Start of DATA PROVIDED

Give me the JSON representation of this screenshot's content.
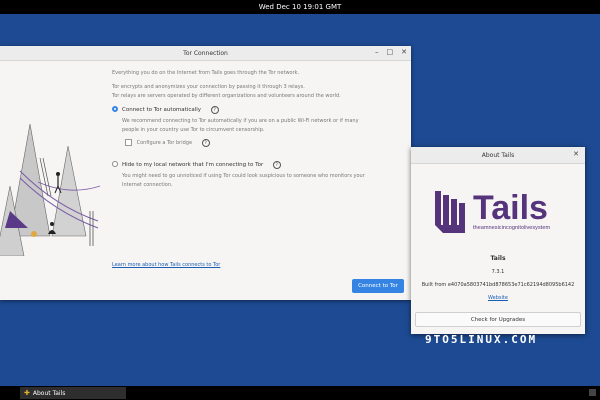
{
  "topbar": {
    "datetime": "Wed Dec 10  19:01 GMT"
  },
  "tor_window": {
    "title": "Tor Connection",
    "controls": [
      "–",
      "□",
      "✕"
    ],
    "intro": "Everything you do on the Internet from Tails goes through the Tor network.",
    "intro2": "Tor encrypts and anonymizes your connection by passing it through 3 relays.",
    "intro3": "Tor relays are servers operated by different organizations and volunteers around the world.",
    "option1": {
      "label": "Connect to Tor automatically",
      "desc1": "We recommend connecting to Tor automatically if you are on a public Wi-Fi network or if many",
      "desc2": "people in your country use Tor to circumvent censorship.",
      "checkbox_label": "Configure a Tor bridge"
    },
    "option2": {
      "label": "Hide to my local network that I'm connecting to Tor",
      "desc1": "You might need to go unnoticed if using Tor could look suspicious to someone who monitors your",
      "desc2": "Internet connection."
    },
    "learn_more": "Learn more about how Tails connects to Tor",
    "connect_button": "Connect to Tor"
  },
  "about_window": {
    "title": "About Tails",
    "close": "✕",
    "logo_text": "Tails",
    "tagline": "theamnesicincognitolivesystem",
    "app_name": "Tails",
    "version": "7.3.1",
    "build": "Built from e4070a5803741bd878653e71c62194d8095b6142",
    "website": "Website",
    "upgrade_button": "Check for Upgrades"
  },
  "watermark": "9TO5LINUX.COM",
  "taskbar": {
    "item_label": "About Tails",
    "item_icon": "tails-app-icon"
  },
  "colors": {
    "desktop": "#1d4a92",
    "accent": "#3584e4",
    "logo_purple": "#56347c"
  }
}
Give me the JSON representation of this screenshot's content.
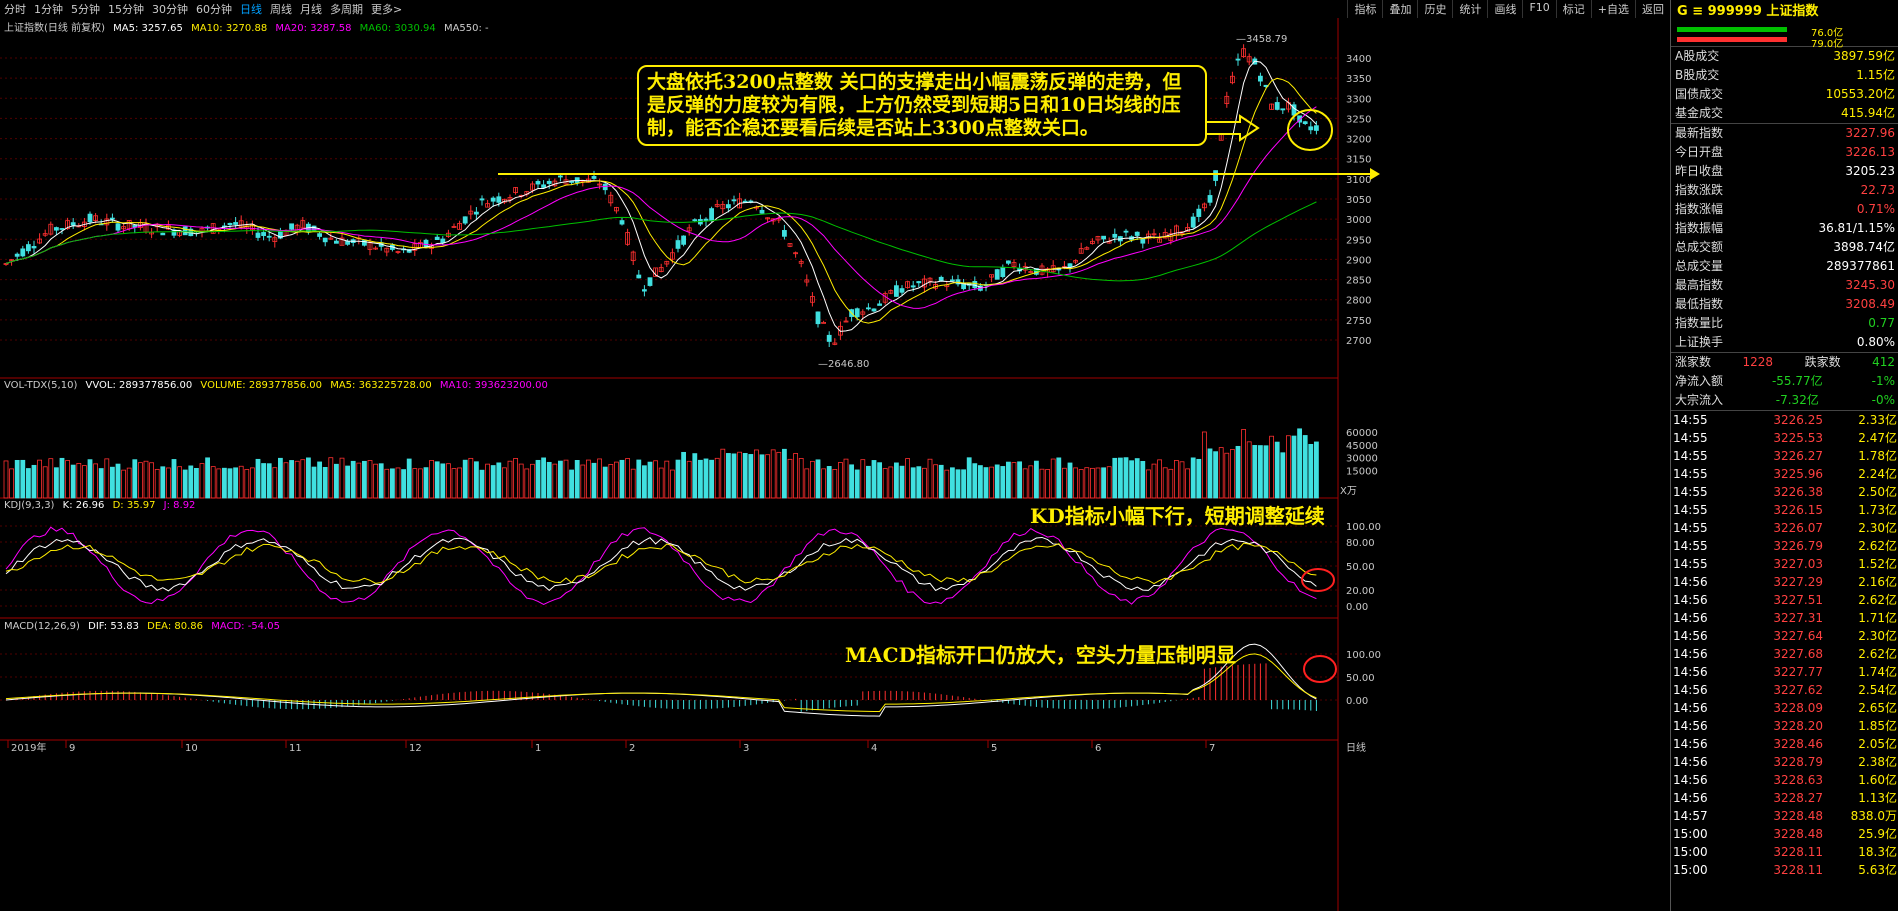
{
  "toolbar": {
    "timeframes": [
      "分时",
      "1分钟",
      "5分钟",
      "15分钟",
      "30分钟",
      "60分钟",
      "日线",
      "周线",
      "月线",
      "多周期",
      "更多>"
    ],
    "active": "日线",
    "right_tools": [
      "指标",
      "叠加",
      "历史",
      "统计",
      "画线",
      "F10",
      "标记",
      "+自选",
      "返回"
    ]
  },
  "main_legend": {
    "title": "上证指数(日线 前复权)",
    "ma5": "MA5: 3257.65",
    "ma10": "MA10: 3270.88",
    "ma20": "MA20: 3287.58",
    "ma60": "MA60: 3030.94",
    "ma550": "MA550: -"
  },
  "price_axis": [
    "3400",
    "3350",
    "3300",
    "3250",
    "3200",
    "3150",
    "3100",
    "3050",
    "3000",
    "2950",
    "2900",
    "2850",
    "2800",
    "2750",
    "2700"
  ],
  "high_label": "3458.79",
  "low_label": "2646.80",
  "vol_legend": {
    "title": "VOL-TDX(5,10)",
    "vvol": "VVOL: 289377856.00",
    "volume": "VOLUME: 289377856.00",
    "ma5": "MA5: 363225728.00",
    "ma10": "MA10: 393623200.00"
  },
  "vol_axis": [
    "60000",
    "45000",
    "30000",
    "15000"
  ],
  "vol_unit": "X万",
  "kdj_legend": {
    "title": "KDJ(9,3,3)",
    "k": "K: 26.96",
    "d": "D: 35.97",
    "j": "J: 8.92"
  },
  "kdj_axis": [
    "100.00",
    "80.00",
    "50.00",
    "20.00",
    "0.00"
  ],
  "macd_legend": {
    "title": "MACD(12,26,9)",
    "dif": "DIF: 53.83",
    "dea": "DEA: 80.86",
    "macd": "MACD: -54.05"
  },
  "macd_axis": [
    "100.00",
    "50.00",
    "0.00"
  ],
  "date_axis": [
    "2019年",
    "9",
    "10",
    "11",
    "12",
    "1",
    "2",
    "3",
    "4",
    "5",
    "6",
    "7"
  ],
  "date_mode": "日线",
  "annotations": {
    "main": "大盘依托3200点整数 关口的支撑走出小幅震荡反弹的走势，但是反弹的力度较为有限，上方仍然受到短期5日和10日均线的压制，能否企稳还要看后续是否站上3300点整数关口。",
    "kdj": "KD指标小幅下行，短期调整延续",
    "macd": "MACD指标开口仍放大，空头力量压制明显"
  },
  "right_panel": {
    "header": "G ≡ 999999 上证指数",
    "bar_values": [
      "76.0亿",
      "79.0亿"
    ],
    "stats": [
      [
        "A股成交",
        "3897.59亿"
      ],
      [
        "B股成交",
        "1.15亿"
      ],
      [
        "国债成交",
        "10553.20亿"
      ],
      [
        "基金成交",
        "415.94亿"
      ]
    ],
    "index_stats": [
      [
        "最新指数",
        "3227.96"
      ],
      [
        "今日开盘",
        "3226.13"
      ],
      [
        "昨日收盘",
        "3205.23"
      ],
      [
        "指数涨跌",
        "22.73"
      ],
      [
        "指数涨幅",
        "0.71%"
      ],
      [
        "指数振幅",
        "36.81/1.15%"
      ],
      [
        "总成交额",
        "3898.74亿"
      ],
      [
        "总成交量",
        "289377861"
      ],
      [
        "最高指数",
        "3245.30"
      ],
      [
        "最低指数",
        "3208.49"
      ],
      [
        "指数量比",
        "0.77"
      ],
      [
        "上证换手",
        "0.80%"
      ]
    ],
    "breadth": {
      "up_label": "涨家数",
      "up": "1228",
      "down_label": "跌家数",
      "down": "412"
    },
    "flows": [
      [
        "净流入额",
        "-55.77亿",
        "-1%"
      ],
      [
        "大宗流入",
        "-7.32亿",
        "-0%"
      ]
    ],
    "ticks": [
      [
        "14:55",
        "3226.25",
        "2.33亿"
      ],
      [
        "14:55",
        "3225.53",
        "2.47亿"
      ],
      [
        "14:55",
        "3226.27",
        "1.78亿"
      ],
      [
        "14:55",
        "3225.96",
        "2.24亿"
      ],
      [
        "14:55",
        "3226.38",
        "2.50亿"
      ],
      [
        "14:55",
        "3226.15",
        "1.73亿"
      ],
      [
        "14:55",
        "3226.07",
        "2.30亿"
      ],
      [
        "14:55",
        "3226.79",
        "2.62亿"
      ],
      [
        "14:55",
        "3227.03",
        "1.52亿"
      ],
      [
        "14:56",
        "3227.29",
        "2.16亿"
      ],
      [
        "14:56",
        "3227.51",
        "2.62亿"
      ],
      [
        "14:56",
        "3227.31",
        "1.71亿"
      ],
      [
        "14:56",
        "3227.64",
        "2.30亿"
      ],
      [
        "14:56",
        "3227.68",
        "2.62亿"
      ],
      [
        "14:56",
        "3227.77",
        "1.74亿"
      ],
      [
        "14:56",
        "3227.62",
        "2.54亿"
      ],
      [
        "14:56",
        "3228.09",
        "2.65亿"
      ],
      [
        "14:56",
        "3228.20",
        "1.85亿"
      ],
      [
        "14:56",
        "3228.46",
        "2.05亿"
      ],
      [
        "14:56",
        "3228.79",
        "2.38亿"
      ],
      [
        "14:56",
        "3228.63",
        "1.60亿"
      ],
      [
        "14:56",
        "3228.27",
        "1.13亿"
      ],
      [
        "14:57",
        "3228.48",
        "838.0万"
      ],
      [
        "15:00",
        "3228.48",
        "25.9亿"
      ],
      [
        "15:00",
        "3228.11",
        "18.3亿"
      ],
      [
        "15:00",
        "3228.11",
        "5.63亿"
      ]
    ]
  },
  "colors": {
    "up": "#ff3030",
    "down": "#40e0e0",
    "ma5": "#ffffff",
    "ma10": "#ffee00",
    "ma20": "#ff00ff",
    "ma60": "#00c000",
    "annotation": "#ffee00"
  }
}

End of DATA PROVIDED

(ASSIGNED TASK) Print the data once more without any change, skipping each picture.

(COMPLETED EXERCISE)
Give me the JSON representation of this screenshot's content.
{
  "topbar": {
    "datetime": "Wed Dec 10  19:01 GMT"
  },
  "tor_window": {
    "title": "Tor Connection",
    "controls": [
      "–",
      "□",
      "✕"
    ],
    "intro": "Everything you do on the Internet from Tails goes through the Tor network.",
    "intro2": "Tor encrypts and anonymizes your connection by passing it through 3 relays.",
    "intro3": "Tor relays are servers operated by different organizations and volunteers around the world.",
    "option1": {
      "label": "Connect to Tor automatically",
      "desc1": "We recommend connecting to Tor automatically if you are on a public Wi-Fi network or if many",
      "desc2": "people in your country use Tor to circumvent censorship.",
      "checkbox_label": "Configure a Tor bridge"
    },
    "option2": {
      "label": "Hide to my local network that I'm connecting to Tor",
      "desc1": "You might need to go unnoticed if using Tor could look suspicious to someone who monitors your",
      "desc2": "Internet connection."
    },
    "learn_more": "Learn more about how Tails connects to Tor",
    "connect_button": "Connect to Tor"
  },
  "about_window": {
    "title": "About Tails",
    "close": "✕",
    "logo_text": "Tails",
    "tagline": "theamnesicincognitolivesystem",
    "app_name": "Tails",
    "version": "7.3.1",
    "build": "Built from e4070a5803741bd878653e71c62194d8095b6142",
    "website": "Website",
    "upgrade_button": "Check for Upgrades"
  },
  "watermark": "9TO5LINUX.COM",
  "taskbar": {
    "item_label": "About Tails",
    "item_icon": "tails-app-icon"
  },
  "colors": {
    "desktop": "#1d4a92",
    "accent": "#3584e4",
    "logo_purple": "#56347c"
  }
}
Give me the JSON representation of this screenshot's content.
{
  "toolbar": {
    "timeframes": [
      "分时",
      "1分钟",
      "5分钟",
      "15分钟",
      "30分钟",
      "60分钟",
      "日线",
      "周线",
      "月线",
      "多周期",
      "更多>"
    ],
    "active": "日线",
    "right_tools": [
      "指标",
      "叠加",
      "历史",
      "统计",
      "画线",
      "F10",
      "标记",
      "+自选",
      "返回"
    ]
  },
  "main_legend": {
    "title": "上证指数(日线 前复权)",
    "ma5": "MA5: 3257.65",
    "ma10": "MA10: 3270.88",
    "ma20": "MA20: 3287.58",
    "ma60": "MA60: 3030.94",
    "ma550": "MA550: -"
  },
  "price_axis": [
    "3400",
    "3350",
    "3300",
    "3250",
    "3200",
    "3150",
    "3100",
    "3050",
    "3000",
    "2950",
    "2900",
    "2850",
    "2800",
    "2750",
    "2700"
  ],
  "high_label": "3458.79",
  "low_label": "2646.80",
  "vol_legend": {
    "title": "VOL-TDX(5,10)",
    "vvol": "VVOL: 289377856.00",
    "volume": "VOLUME: 289377856.00",
    "ma5": "MA5: 363225728.00",
    "ma10": "MA10: 393623200.00"
  },
  "vol_axis": [
    "60000",
    "45000",
    "30000",
    "15000"
  ],
  "vol_unit": "X万",
  "kdj_legend": {
    "title": "KDJ(9,3,3)",
    "k": "K: 26.96",
    "d": "D: 35.97",
    "j": "J: 8.92"
  },
  "kdj_axis": [
    "100.00",
    "80.00",
    "50.00",
    "20.00",
    "0.00"
  ],
  "macd_legend": {
    "title": "MACD(12,26,9)",
    "dif": "DIF: 53.83",
    "dea": "DEA: 80.86",
    "macd": "MACD: -54.05"
  },
  "macd_axis": [
    "100.00",
    "50.00",
    "0.00"
  ],
  "date_axis": [
    "2019年",
    "9",
    "10",
    "11",
    "12",
    "1",
    "2",
    "3",
    "4",
    "5",
    "6",
    "7"
  ],
  "date_mode": "日线",
  "annotations": {
    "main": "大盘依托3200点整数 关口的支撑走出小幅震荡反弹的走势，但是反弹的力度较为有限，上方仍然受到短期5日和10日均线的压制，能否企稳还要看后续是否站上3300点整数关口。",
    "kdj": "KD指标小幅下行，短期调整延续",
    "macd": "MACD指标开口仍放大，空头力量压制明显"
  },
  "right_panel": {
    "header": "G ≡ 999999 上证指数",
    "bar_values": [
      "76.0亿",
      "79.0亿"
    ],
    "stats": [
      [
        "A股成交",
        "3897.59亿"
      ],
      [
        "B股成交",
        "1.15亿"
      ],
      [
        "国债成交",
        "10553.20亿"
      ],
      [
        "基金成交",
        "415.94亿"
      ]
    ],
    "index_stats": [
      [
        "最新指数",
        "3227.96"
      ],
      [
        "今日开盘",
        "3226.13"
      ],
      [
        "昨日收盘",
        "3205.23"
      ],
      [
        "指数涨跌",
        "22.73"
      ],
      [
        "指数涨幅",
        "0.71%"
      ],
      [
        "指数振幅",
        "36.81/1.15%"
      ],
      [
        "总成交额",
        "3898.74亿"
      ],
      [
        "总成交量",
        "289377861"
      ],
      [
        "最高指数",
        "3245.30"
      ],
      [
        "最低指数",
        "3208.49"
      ],
      [
        "指数量比",
        "0.77"
      ],
      [
        "上证换手",
        "0.80%"
      ]
    ],
    "breadth": {
      "up_label": "涨家数",
      "up": "1228",
      "down_label": "跌家数",
      "down": "412"
    },
    "flows": [
      [
        "净流入额",
        "-55.77亿",
        "-1%"
      ],
      [
        "大宗流入",
        "-7.32亿",
        "-0%"
      ]
    ],
    "ticks": [
      [
        "14:55",
        "3226.25",
        "2.33亿"
      ],
      [
        "14:55",
        "3225.53",
        "2.47亿"
      ],
      [
        "14:55",
        "3226.27",
        "1.78亿"
      ],
      [
        "14:55",
        "3225.96",
        "2.24亿"
      ],
      [
        "14:55",
        "3226.38",
        "2.50亿"
      ],
      [
        "14:55",
        "3226.15",
        "1.73亿"
      ],
      [
        "14:55",
        "3226.07",
        "2.30亿"
      ],
      [
        "14:55",
        "3226.79",
        "2.62亿"
      ],
      [
        "14:55",
        "3227.03",
        "1.52亿"
      ],
      [
        "14:56",
        "3227.29",
        "2.16亿"
      ],
      [
        "14:56",
        "3227.51",
        "2.62亿"
      ],
      [
        "14:56",
        "3227.31",
        "1.71亿"
      ],
      [
        "14:56",
        "3227.64",
        "2.30亿"
      ],
      [
        "14:56",
        "3227.68",
        "2.62亿"
      ],
      [
        "14:56",
        "3227.77",
        "1.74亿"
      ],
      [
        "14:56",
        "3227.62",
        "2.54亿"
      ],
      [
        "14:56",
        "3228.09",
        "2.65亿"
      ],
      [
        "14:56",
        "3228.20",
        "1.85亿"
      ],
      [
        "14:56",
        "3228.46",
        "2.05亿"
      ],
      [
        "14:56",
        "3228.79",
        "2.38亿"
      ],
      [
        "14:56",
        "3228.63",
        "1.60亿"
      ],
      [
        "14:56",
        "3228.27",
        "1.13亿"
      ],
      [
        "14:57",
        "3228.48",
        "838.0万"
      ],
      [
        "15:00",
        "3228.48",
        "25.9亿"
      ],
      [
        "15:00",
        "3228.11",
        "18.3亿"
      ],
      [
        "15:00",
        "3228.11",
        "5.63亿"
      ]
    ]
  },
  "colors": {
    "up": "#ff3030",
    "down": "#40e0e0",
    "ma5": "#ffffff",
    "ma10": "#ffee00",
    "ma20": "#ff00ff",
    "ma60": "#00c000",
    "annotation": "#ffee00"
  }
}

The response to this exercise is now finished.